Everything is Awesome!
It's only fair to quote Chris Pratt's first triumphant movie of 2014 to describe his second. Besides being a bit of meta-review, it has the benefit of being absolutely true. I have run out of superlatives to describe Guardians of the Galaxy, Marvel's thrilling confection of a comic book space opera that seems completely improbable on paper but blooms into a giddy display of unmistakable movie magic on screen (plus $94 million on opening weekend ain't bad!).
Guardians is not just two hours of action-comedy with a ragtag band of lovable misfits, an engaging retro-pop soundtrack, stunningly beautiful special effect spacescapes, and two of the best scene-stealing CGI characters ever created. It's also a movie that recaptures the childlike, heart-pounding delight of seeing flicks like Star Wars or the even-numbered Star Treks or Raiders of the Lost Ark - movies that set your imagination on fire, filled your head with landscapes you'd never dreamed of before, and had you strutting out of the theatre thinking you were no longer plain old you, but Han Solo or Captain Kirk or Indiana Jones himself. Guardians of the Galaxy is exactly that kind of movie. I spent the entire time in the theatre sitting with a big silly grin on my face and feeling about 10 years old, and I can't wait to see this flick again ... and again ... and again.
I don't want to say too much lest I give you spoilers, but I will say this: consider this with May's (also excellent) Captain America: The Winter Soldier as not only the two temporal bookends of the Marvel summer, but also the two poles of the Marvel approach. Captain America: The Winter Soldier was at its heart a serious commentary on a number of highly topical political issues (see: the surveillance state). Guardians of the Galaxy, on the other hand, is a fly-by-the-seat-of-your-Captain-Tightpants, devil-may-care, why-the-hell-not comedy. Both movies contain thoughtful considerations of relationships, ethics and morals, and heroism, but they do with from completely opposite ends of the tonal spectrum ... and they both do it brilliantly.
I'll just note the main cast: Chris Pratt of Parks and Recreation is delightful as lovable rogue Peter Quill; Zoe Saldana is Gamora, a green-skinned alien who is as far from an Orion girl as you can imagine (she's an assassin); Dave Bautista is Drax the Destroyer, a mountain of a figure who also has a problem with metaphors; Bradley Cooper voices Rocket, a hilariously bad-tempered genetically-engineered raccoon with a fondness for weaponry; Vin Diesel voices Groot, a massive sentient tree (no, really! and you'll love him too!) who has a rather limited vocabulary. Circumstance throws these five troublemaking oddballs together, and the rest is pure magic.

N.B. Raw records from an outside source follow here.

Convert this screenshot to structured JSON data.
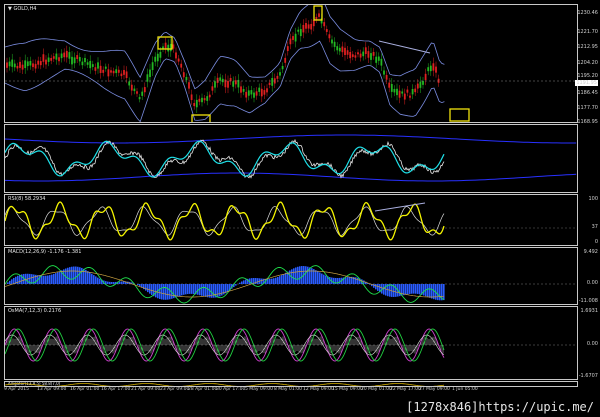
{
  "window": {
    "symbol_label": "GOLD,H4",
    "menu_arrow": "▼"
  },
  "price_pane": {
    "scale": [
      "1230.46",
      "1221.70",
      "1212.95",
      "1204.20",
      "1195.20",
      "1186.45",
      "1177.70",
      "1168.95"
    ],
    "current_price": "1191.95"
  },
  "osc1_pane": {
    "scale": []
  },
  "rsi_pane": {
    "label": "RSI(8) 58.2934",
    "scale": [
      "100",
      "37",
      "0"
    ]
  },
  "macd_pane": {
    "label": "MACD(12,26,9) -1.176 -1.381",
    "scale": [
      "9.492",
      "0.00",
      "-11.008"
    ]
  },
  "osma_pane": {
    "label": "OsMA(7,12,3) 0.2176",
    "scale": [
      "1.6931",
      "0.00",
      "-1.6707"
    ]
  },
  "bottom_pane": {
    "label": "Alligator(13,8,5) 58.8(7,0)"
  },
  "time_axis": [
    "9 Apr 2015",
    "13 Apr 09:00",
    "16 Apr 01:00",
    "16 Apr 17:00",
    "21 Apr 09:00",
    "23 Apr 09:00",
    "28 Apr 01:00",
    "30 Apr 17:00",
    "5 May 09:00",
    "8 May 01:00",
    "12 May 09:00",
    "15 May 09:00",
    "20 May 01:00",
    "22 May 17:00",
    "27 May 09:00",
    "1 Jun 05:00"
  ],
  "watermark": "[1278x846]https://upic.me/",
  "colors": {
    "background": "#000000",
    "highlight": "#f2e40c",
    "bull": "#22b822",
    "bear": "#e02020",
    "macd_hist": "#2a5cff",
    "rsi": "#f5f500",
    "divergence": "#ff2bff"
  }
}
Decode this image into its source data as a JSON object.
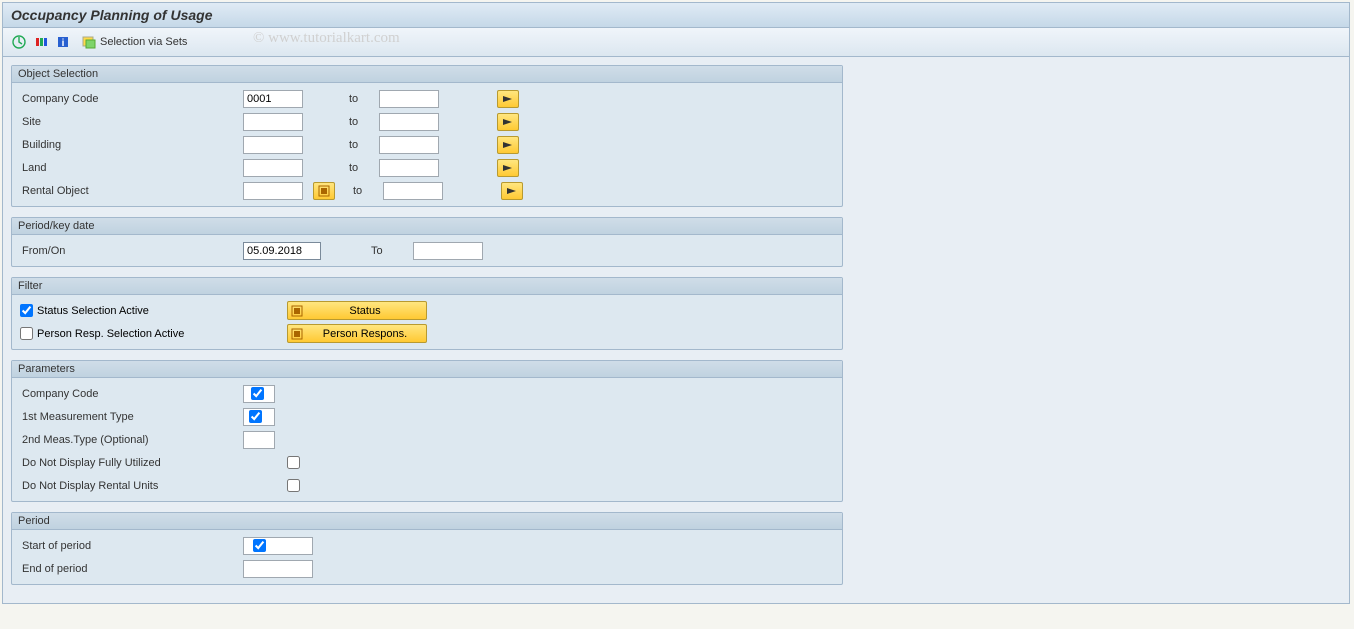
{
  "title": "Occupancy Planning of Usage",
  "toolbar": {
    "selection_via_sets": "Selection via Sets"
  },
  "watermark": "© www.tutorialkart.com",
  "groups": {
    "object_selection": {
      "title": "Object Selection",
      "rows": {
        "company_code": {
          "label": "Company Code",
          "from": "0001",
          "to_label": "to",
          "to": ""
        },
        "site": {
          "label": "Site",
          "from": "",
          "to_label": "to",
          "to": ""
        },
        "building": {
          "label": "Building",
          "from": "",
          "to_label": "to",
          "to": ""
        },
        "land": {
          "label": "Land",
          "from": "",
          "to_label": "to",
          "to": ""
        },
        "rental_object": {
          "label": "Rental Object",
          "from": "",
          "to_label": "to",
          "to": ""
        }
      }
    },
    "period_key_date": {
      "title": "Period/key date",
      "from_on_label": "From/On",
      "from_on_value": "05.09.2018",
      "to_label": "To",
      "to_value": ""
    },
    "filter": {
      "title": "Filter",
      "status_sel_label": "Status Selection Active",
      "status_btn": "Status",
      "person_sel_label": "Person Resp. Selection Active",
      "person_btn": "Person Respons."
    },
    "parameters": {
      "title": "Parameters",
      "company_code": "Company Code",
      "meas1": "1st Measurement Type",
      "meas2": "2nd Meas.Type (Optional)",
      "no_full": "Do Not Display Fully Utilized",
      "no_rental": "Do Not Display Rental Units"
    },
    "period": {
      "title": "Period",
      "start": "Start of period",
      "end": "End of period"
    }
  }
}
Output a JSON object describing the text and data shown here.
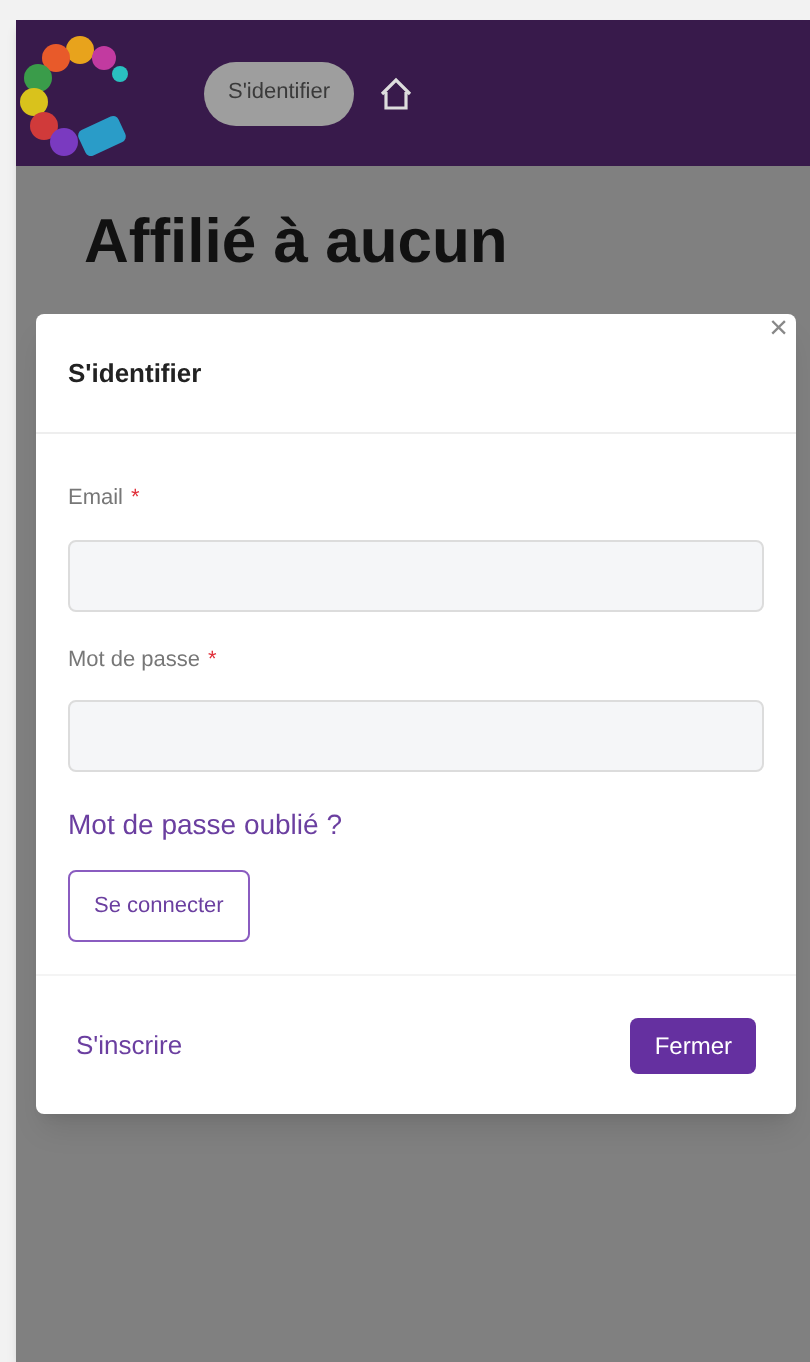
{
  "navbar": {
    "login_button": "S'identifier"
  },
  "page": {
    "heading": "Affilié à aucun"
  },
  "modal": {
    "title": "S'identifier",
    "close": "×",
    "fields": [
      {
        "label": "Email",
        "required_mark": "*"
      },
      {
        "label": "Mot de passe",
        "required_mark": "*"
      }
    ],
    "forgot_link": "Mot de passe oublié ?",
    "submit_button": "Se connecter",
    "register_link": "S'inscrire",
    "close_button": "Fermer"
  }
}
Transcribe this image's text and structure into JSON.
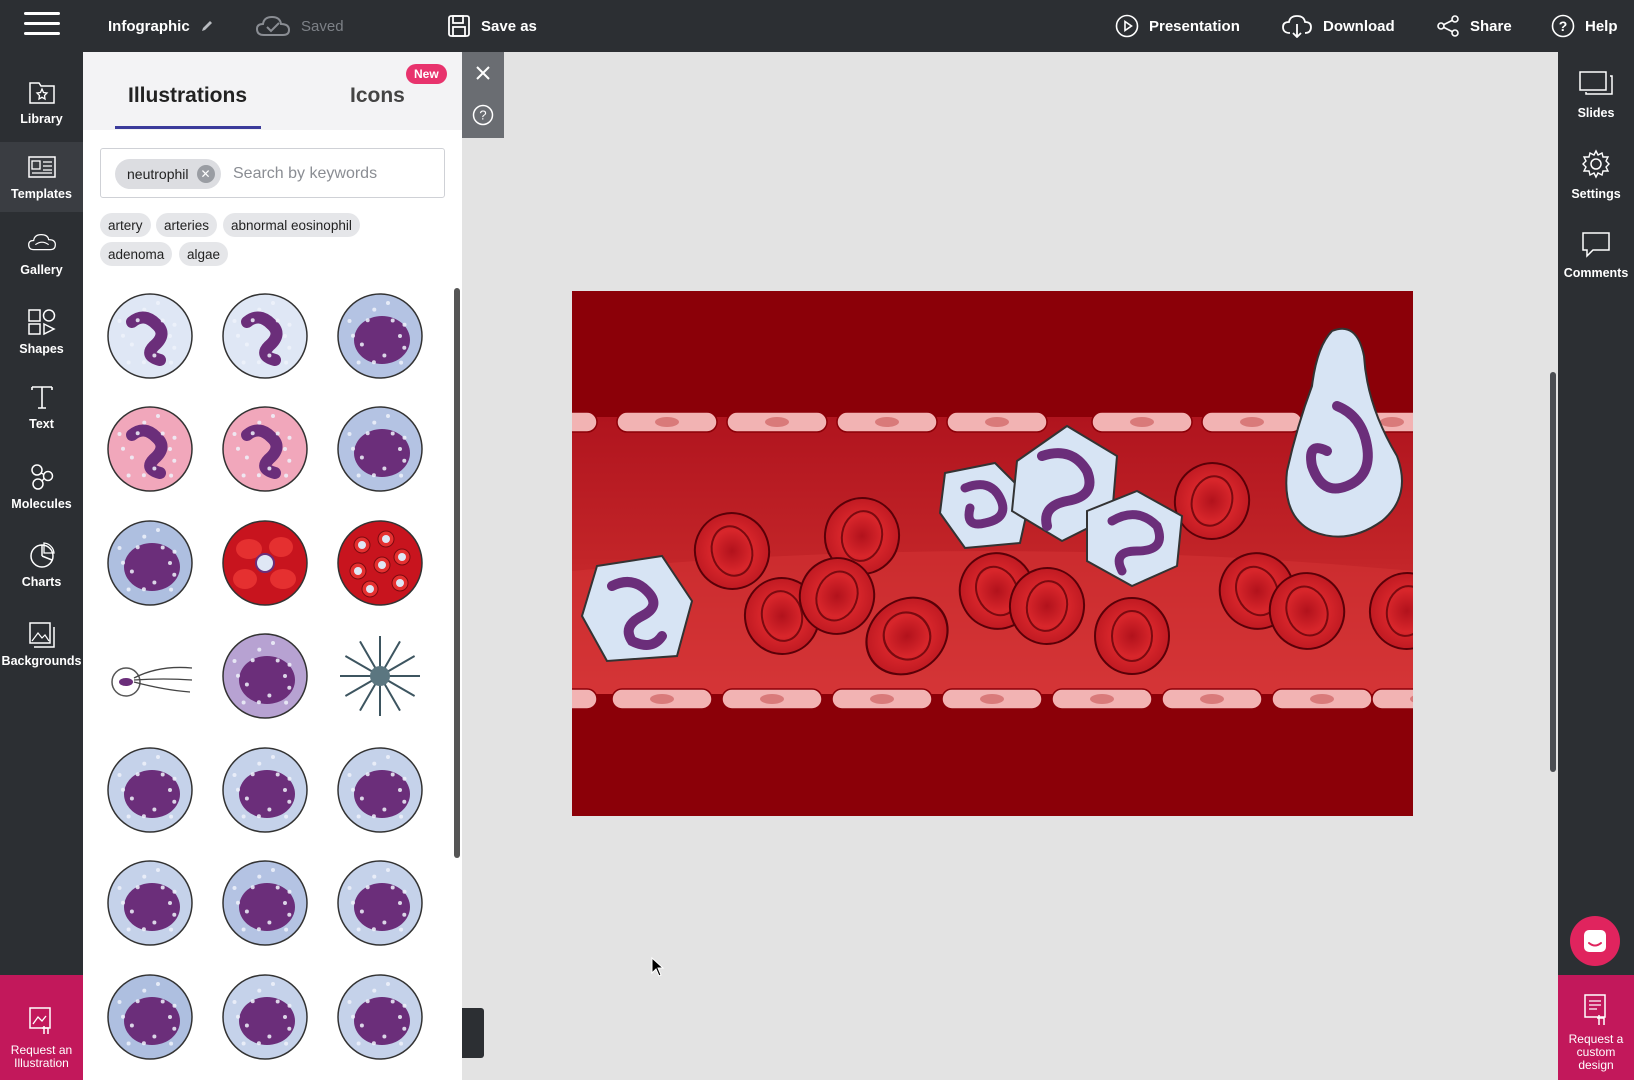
{
  "topbar": {
    "menu_icon": "hamburger-icon",
    "doc_title": "Infographic",
    "save_status": "Saved",
    "save_as": "Save as",
    "presentation": "Presentation",
    "download": "Download",
    "share": "Share",
    "help": "Help"
  },
  "leftbar": {
    "items": [
      {
        "label": "Library",
        "icon": "library-icon"
      },
      {
        "label": "Templates",
        "icon": "templates-icon"
      },
      {
        "label": "Gallery",
        "icon": "gallery-icon"
      },
      {
        "label": "Shapes",
        "icon": "shapes-icon"
      },
      {
        "label": "Text",
        "icon": "text-icon"
      },
      {
        "label": "Molecules",
        "icon": "molecules-icon"
      },
      {
        "label": "Charts",
        "icon": "charts-icon"
      },
      {
        "label": "Backgrounds",
        "icon": "backgrounds-icon"
      }
    ],
    "request": "Request an Illustration"
  },
  "panel": {
    "tabs": [
      "Illustrations",
      "Icons"
    ],
    "new_badge": "New",
    "search_chip": "neutrophil",
    "search_placeholder": "Search by keywords",
    "suggestions": [
      "artery",
      "arteries",
      "abnormal eosinophil",
      "adenoma",
      "algae"
    ],
    "illustrations": [
      "neutrophil",
      "neutrophil",
      "basophil",
      "eosinophil",
      "eosinophil",
      "basophil",
      "monocyte",
      "red-blood-cells",
      "red-blood-cells-infected",
      "sperm-cell",
      "granular-cell",
      "spiky-cell",
      "granulocyte",
      "granulocyte",
      "granulocyte",
      "granulocyte",
      "lymphocyte",
      "granulocyte",
      "monocyte",
      "granulocyte",
      "granulocyte"
    ]
  },
  "rightbar": {
    "slides": "Slides",
    "settings": "Settings",
    "comments": "Comments",
    "request": "Request a custom design"
  },
  "colors": {
    "dark": "#2c2f33",
    "accent": "#c2185b",
    "badge": "#e8336d",
    "vessel": "#8b0008"
  }
}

As for complaints? I will have to point out again that Marvel has a problem creating textured, complex villains (aside from Loki). Djimon Hounsou's Korath, Lee Pace's Ronan, and Karen "Amy Pond" Gillan's Nebula all seemed mostly one-dimensional, and a lot of their motivation could be summed up in the word "MacGuffin."
Yet for all the (little) flaws, Guardians is one big, zany, irreverent thrill ride that also has a surprising amount of heart. You'll laugh, you'll cry, you'll love every moment of it if the audience in my packed opening night auditorium was any indication. There was sheer delight in the air amid the gales of laughter and real emotional investment during several other moments. Also: if by movie's end you aren't affectionately attached to Rocket and Groot, there's nothing I can do for you.
PS: This is a Marvel movie, so be sure to stay until the credits are over.
Mad Minerva gives Guardians of the Galaxy a grade of A+ and the crown of Best Movie of Summer 2014.
RottenTomatoes gives the movie the bona fide Fresh rating of 92%.
Guardians of the Galaxy runs 121 minutes and is rated PG-13 for sci-fi action and alien violence, some language, and Chris Pratt's abs.
Here's the trailer: